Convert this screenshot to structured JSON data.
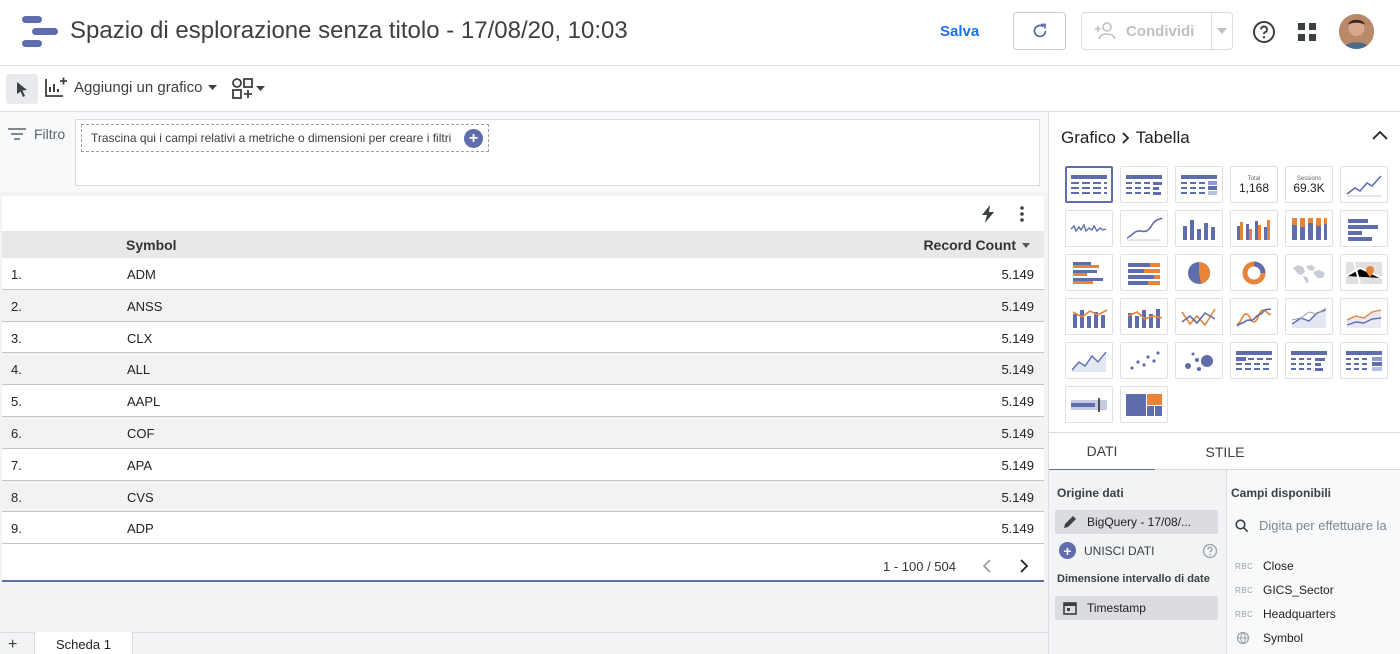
{
  "header": {
    "title": "Spazio di esplorazione senza titolo - 17/08/20, 10:03",
    "save_label": "Salva",
    "share_label": "Condividi"
  },
  "toolbar": {
    "add_chart_label": "Aggiungi un grafico"
  },
  "filter": {
    "label": "Filtro",
    "drop_hint": "Trascina qui i campi relativi a metriche o dimensioni per creare i filtri"
  },
  "table": {
    "columns": [
      "Symbol",
      "Record Count"
    ],
    "rows": [
      {
        "index": "1.",
        "symbol": "ADM",
        "count": "5.149"
      },
      {
        "index": "2.",
        "symbol": "ANSS",
        "count": "5.149"
      },
      {
        "index": "3.",
        "symbol": "CLX",
        "count": "5.149"
      },
      {
        "index": "4.",
        "symbol": "ALL",
        "count": "5.149"
      },
      {
        "index": "5.",
        "symbol": "AAPL",
        "count": "5.149"
      },
      {
        "index": "6.",
        "symbol": "COF",
        "count": "5.149"
      },
      {
        "index": "7.",
        "symbol": "APA",
        "count": "5.149"
      },
      {
        "index": "8.",
        "symbol": "CVS",
        "count": "5.149"
      },
      {
        "index": "9.",
        "symbol": "ADP",
        "count": "5.149"
      }
    ],
    "pagination": "1 - 100 / 504"
  },
  "pages": {
    "add_label": "+",
    "tab_label": "Scheda 1"
  },
  "panel": {
    "breadcrumb_root": "Grafico",
    "breadcrumb_current": "Tabella",
    "scorecard1_label": "Total",
    "scorecard1_value": "1,168",
    "scorecard2_label": "Sessions",
    "scorecard2_value": "69.3K",
    "tab_data": "DATI",
    "tab_style": "STILE",
    "datasource_label": "Origine dati",
    "datasource_name": "BigQuery - 17/08/...",
    "merge_label": "UNISCI DATI",
    "date_range_label": "Dimensione intervallo di date",
    "date_field": "Timestamp",
    "available_label": "Campi disponibili",
    "search_placeholder": "Digita per effettuare la",
    "available_fields": [
      {
        "type": "RBC",
        "name": "Close"
      },
      {
        "type": "RBC",
        "name": "GICS_Sector"
      },
      {
        "type": "RBC",
        "name": "Headquarters"
      },
      {
        "type": "globe",
        "name": "Symbol"
      }
    ]
  },
  "colors": {
    "accent": "#5f6dad",
    "orange": "#e8833a",
    "link_blue": "#1a73e8"
  }
}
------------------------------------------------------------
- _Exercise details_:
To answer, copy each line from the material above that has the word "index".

- _Task solution_:
        "index": "1.",
        "index": "2.",
        "index": "3.",
        "index": "4.",
        "index": "5.",
        "index": "6.",
        "index": "7.",
        "index": "8.",
        "index": "9.",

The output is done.